© 2016 John Wiley & Sons Ltd Aim: Dynamic global vegetation models (DGVMs) use a discretization of forest vegetation based on plant functional types (PFTs). The physiological and ecological parameters used to model a given PFT are usually fixed, being defined from point-based observations, while model applications are often grid-based. This rigid approach causes spatial biases in the results of DGVM-simulated productivity and biomass-related variables. We aim to overcome this limitation with a new approach that uses a hierarchical classification of forest PFT parameters from traits retrieved from the literature and from the TRY global database of plant traits. This approach is applied to temperate conifers in the ORCHIDEE-FM DGVM, which has previously been shown to produce systematic biases in the simulation of biomass and biomass increments. Location: Temperate coniferous forests in France. Methods: The five major coniferous species in France, Abies alba, Picea abies, Pinus pinaster, Pinus sylvestris and Pseudotsuga menziesii, were grouped objectively into PFTs within the ORCHIDEE-FM DGVM using a hierarchical classification based on 12 key attributes related to photosynthesis, phenology and allometric relationships. Results: We show that the single PFT covering all temperate coniferous forests used by default in ORCHIDEE-FM could be replaced by two representative subcategories defined by grouping species-level data without necessarily having to adopt a set of parameters for each species. The definition of new temperate conifer PFTs with this approach allows us to reduce the spatial heterogeneity by 40% on average in model–measurement misfit for stand volume, growth and stand density at the regional scale. Main conclusions: The proposed approach to improve the representation of PFTs in DGVMs, while keeping the number of different PFTs manageable, is promising for application to regions where a single PFT can correspond to a number of different species.

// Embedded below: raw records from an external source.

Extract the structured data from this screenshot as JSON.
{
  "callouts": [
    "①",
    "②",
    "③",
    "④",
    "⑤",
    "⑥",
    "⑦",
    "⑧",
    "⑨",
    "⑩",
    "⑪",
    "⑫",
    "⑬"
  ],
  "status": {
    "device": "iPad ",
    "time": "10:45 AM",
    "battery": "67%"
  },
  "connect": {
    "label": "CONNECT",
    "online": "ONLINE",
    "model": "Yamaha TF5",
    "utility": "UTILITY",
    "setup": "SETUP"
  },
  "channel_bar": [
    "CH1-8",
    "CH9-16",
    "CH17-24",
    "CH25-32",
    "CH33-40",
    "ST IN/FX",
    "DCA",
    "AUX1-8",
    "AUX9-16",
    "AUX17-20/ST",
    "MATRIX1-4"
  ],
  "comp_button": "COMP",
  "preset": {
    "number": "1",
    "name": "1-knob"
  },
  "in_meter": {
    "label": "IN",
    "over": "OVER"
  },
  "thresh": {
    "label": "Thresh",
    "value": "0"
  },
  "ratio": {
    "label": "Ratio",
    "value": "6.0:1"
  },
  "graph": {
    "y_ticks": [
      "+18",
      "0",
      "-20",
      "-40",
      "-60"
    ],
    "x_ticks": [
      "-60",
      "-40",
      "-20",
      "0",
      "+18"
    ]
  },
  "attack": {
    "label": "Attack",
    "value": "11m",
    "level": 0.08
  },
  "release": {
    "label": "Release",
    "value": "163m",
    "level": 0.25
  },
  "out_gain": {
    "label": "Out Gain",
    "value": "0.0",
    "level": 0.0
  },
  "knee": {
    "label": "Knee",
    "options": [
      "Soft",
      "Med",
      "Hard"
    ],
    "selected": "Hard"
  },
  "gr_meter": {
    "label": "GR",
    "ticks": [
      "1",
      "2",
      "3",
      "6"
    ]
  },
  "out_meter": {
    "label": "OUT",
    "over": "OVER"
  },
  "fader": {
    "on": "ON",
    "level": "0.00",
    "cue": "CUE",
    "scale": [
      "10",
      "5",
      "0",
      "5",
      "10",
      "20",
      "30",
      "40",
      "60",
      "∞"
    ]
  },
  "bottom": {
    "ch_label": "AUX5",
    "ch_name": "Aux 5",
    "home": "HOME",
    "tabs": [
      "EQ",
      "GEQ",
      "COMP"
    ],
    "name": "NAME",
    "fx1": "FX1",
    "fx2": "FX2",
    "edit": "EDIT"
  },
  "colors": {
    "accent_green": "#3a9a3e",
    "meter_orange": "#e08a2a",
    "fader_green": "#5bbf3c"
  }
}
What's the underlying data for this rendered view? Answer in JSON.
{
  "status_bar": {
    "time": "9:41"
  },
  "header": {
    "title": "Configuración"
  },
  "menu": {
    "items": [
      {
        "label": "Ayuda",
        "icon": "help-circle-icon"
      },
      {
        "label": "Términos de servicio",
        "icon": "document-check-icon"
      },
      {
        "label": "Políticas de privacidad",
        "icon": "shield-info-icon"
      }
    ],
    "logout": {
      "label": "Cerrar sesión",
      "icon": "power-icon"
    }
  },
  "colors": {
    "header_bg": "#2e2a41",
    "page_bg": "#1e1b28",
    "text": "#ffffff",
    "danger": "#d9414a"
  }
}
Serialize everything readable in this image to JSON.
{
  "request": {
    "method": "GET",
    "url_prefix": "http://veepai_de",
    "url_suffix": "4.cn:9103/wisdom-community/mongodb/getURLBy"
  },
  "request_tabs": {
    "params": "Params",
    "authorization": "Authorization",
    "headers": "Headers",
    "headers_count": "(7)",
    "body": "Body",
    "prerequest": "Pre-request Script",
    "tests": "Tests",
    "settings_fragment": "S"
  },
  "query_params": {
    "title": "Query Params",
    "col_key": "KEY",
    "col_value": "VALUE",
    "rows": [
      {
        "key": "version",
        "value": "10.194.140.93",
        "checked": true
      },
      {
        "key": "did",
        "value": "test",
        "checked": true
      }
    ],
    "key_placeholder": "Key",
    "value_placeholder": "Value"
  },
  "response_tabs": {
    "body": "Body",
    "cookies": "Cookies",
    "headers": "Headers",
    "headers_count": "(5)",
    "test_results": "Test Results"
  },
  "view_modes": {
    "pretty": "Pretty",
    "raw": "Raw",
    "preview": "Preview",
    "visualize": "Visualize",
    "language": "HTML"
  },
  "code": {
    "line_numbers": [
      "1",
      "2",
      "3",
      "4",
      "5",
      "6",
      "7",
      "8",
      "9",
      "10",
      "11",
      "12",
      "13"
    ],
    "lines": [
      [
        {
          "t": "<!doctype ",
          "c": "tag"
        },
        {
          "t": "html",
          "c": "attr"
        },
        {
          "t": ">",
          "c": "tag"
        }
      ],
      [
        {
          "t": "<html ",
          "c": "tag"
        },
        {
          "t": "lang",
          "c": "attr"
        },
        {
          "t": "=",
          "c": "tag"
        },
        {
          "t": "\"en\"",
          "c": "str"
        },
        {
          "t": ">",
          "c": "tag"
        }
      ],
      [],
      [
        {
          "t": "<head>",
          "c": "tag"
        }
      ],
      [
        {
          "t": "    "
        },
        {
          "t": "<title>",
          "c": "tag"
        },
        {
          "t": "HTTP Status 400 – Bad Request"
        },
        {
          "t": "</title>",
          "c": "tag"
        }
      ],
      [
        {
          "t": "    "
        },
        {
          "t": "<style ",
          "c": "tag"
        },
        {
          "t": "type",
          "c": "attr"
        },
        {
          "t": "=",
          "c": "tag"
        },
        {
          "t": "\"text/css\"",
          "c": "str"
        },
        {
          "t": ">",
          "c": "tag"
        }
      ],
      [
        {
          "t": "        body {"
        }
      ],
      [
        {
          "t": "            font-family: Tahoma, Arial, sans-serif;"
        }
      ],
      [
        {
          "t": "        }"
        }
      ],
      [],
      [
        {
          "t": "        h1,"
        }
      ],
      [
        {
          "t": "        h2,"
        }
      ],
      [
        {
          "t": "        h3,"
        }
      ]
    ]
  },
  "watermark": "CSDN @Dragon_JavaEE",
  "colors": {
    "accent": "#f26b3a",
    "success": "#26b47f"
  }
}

|Journal||Global Ecology and Biogeography|
|Publication status||Published - 1 Apr 2017|
- PFT classification
- forest management
- functional traits
- hierarchical classification